Indonesia aiming to go multi-lane free flow for toll collection by 2023, two years ahead of Malaysia
Indonesia is set to make the transition to gateless electronic toll collection with the introduction of a multi-lane free flow (MLFF) system, which will replace the traditional toll gate payment system in use now. The country’s director-general of land transportation, Budi Setiyadi, said that the plan is for the MLFF payment system to be introduced on tolled roads and implemented by the end of this year or 2023 by the latest.
He said that the matter had been brought up to relevant parties such as the toll road regulatory agency (BPJT), and hoped that the system – which is still undergoing trials – would be in place before 2023, as Kompas reports. “Hopefully, (the implementation) will be fast because in some countries it has been done like that too,” he told reporters at a land transportation event yesterday.
The BPJT has targeted implementation of the MLFF system in Java and Bali by the end of 2022, and it was reported last year that the country hoped to have the system implemented nationwide in 2023. The system for Indonesia – which will allow vehicle pass-throughs at speeds of 40 to 50 km/h – is provided by Hungarian company Roatex through local Indonesian firm PT Roatex Indonesia Toll System. The new system is expected to bring an end to queues at toll gates and shorten travel time and improve efficiency.
According to the report, the MLFF system uses global navigation satellite system (GNSS) technology and performs transactions through an application on smartphones – GPS will determine the vehicle’s location via satellite tracking and the map-matching process will run in the central system. When the vehicle exits the toll road and the map-matching process ends, the system will calculate the fare.
Previously, PT Roatex said it was prepared for the eventuality of individuals who may attempt passage into highways without detection and therefore payment, and had two preventive systems in place. The first is a fixed gantry at each highway entry point, which will be equipped with surveillance modules including cameras that will identify every vehicle that passes through the entry into the highway.
The second is a mobile control unit that enlists surveillance personnel, who will carry out the same functions as those of the fixed gantries in collecting data on all vehicles entering the highway. Data for vehicles that have been registered, as well as those yet to be registered for entry into the MLFF-implemented highways will be collected, as there will be a possibility of the latter entering the highway without the required registration. Data collected on unauthorised vehicles will be channeled to the police for subsequent action.

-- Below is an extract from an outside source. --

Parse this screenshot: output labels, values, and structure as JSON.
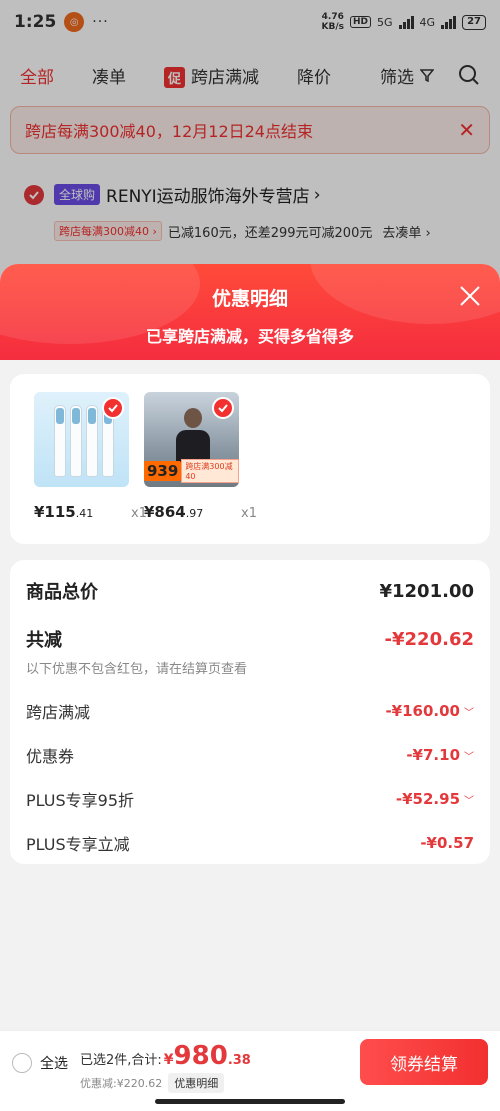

Meanwhile, Malaysia – which is still in the process of making the switch to radio-frequency identification (RFID) for electronic toll collection – is only expected to move to a MLFF system by 2025. Under the system, toll payment will be collected via RFID, working together with an automated number plate recognition (ANPR) system.
Last year, it was reported that a MLFF trial by Green Packet on the Besraya highway was to have begun early this year, but no further news has emerged since then. As for toll evasion under the MLFF, the government has said it is looking to implement a new law that will penalise toll evaders.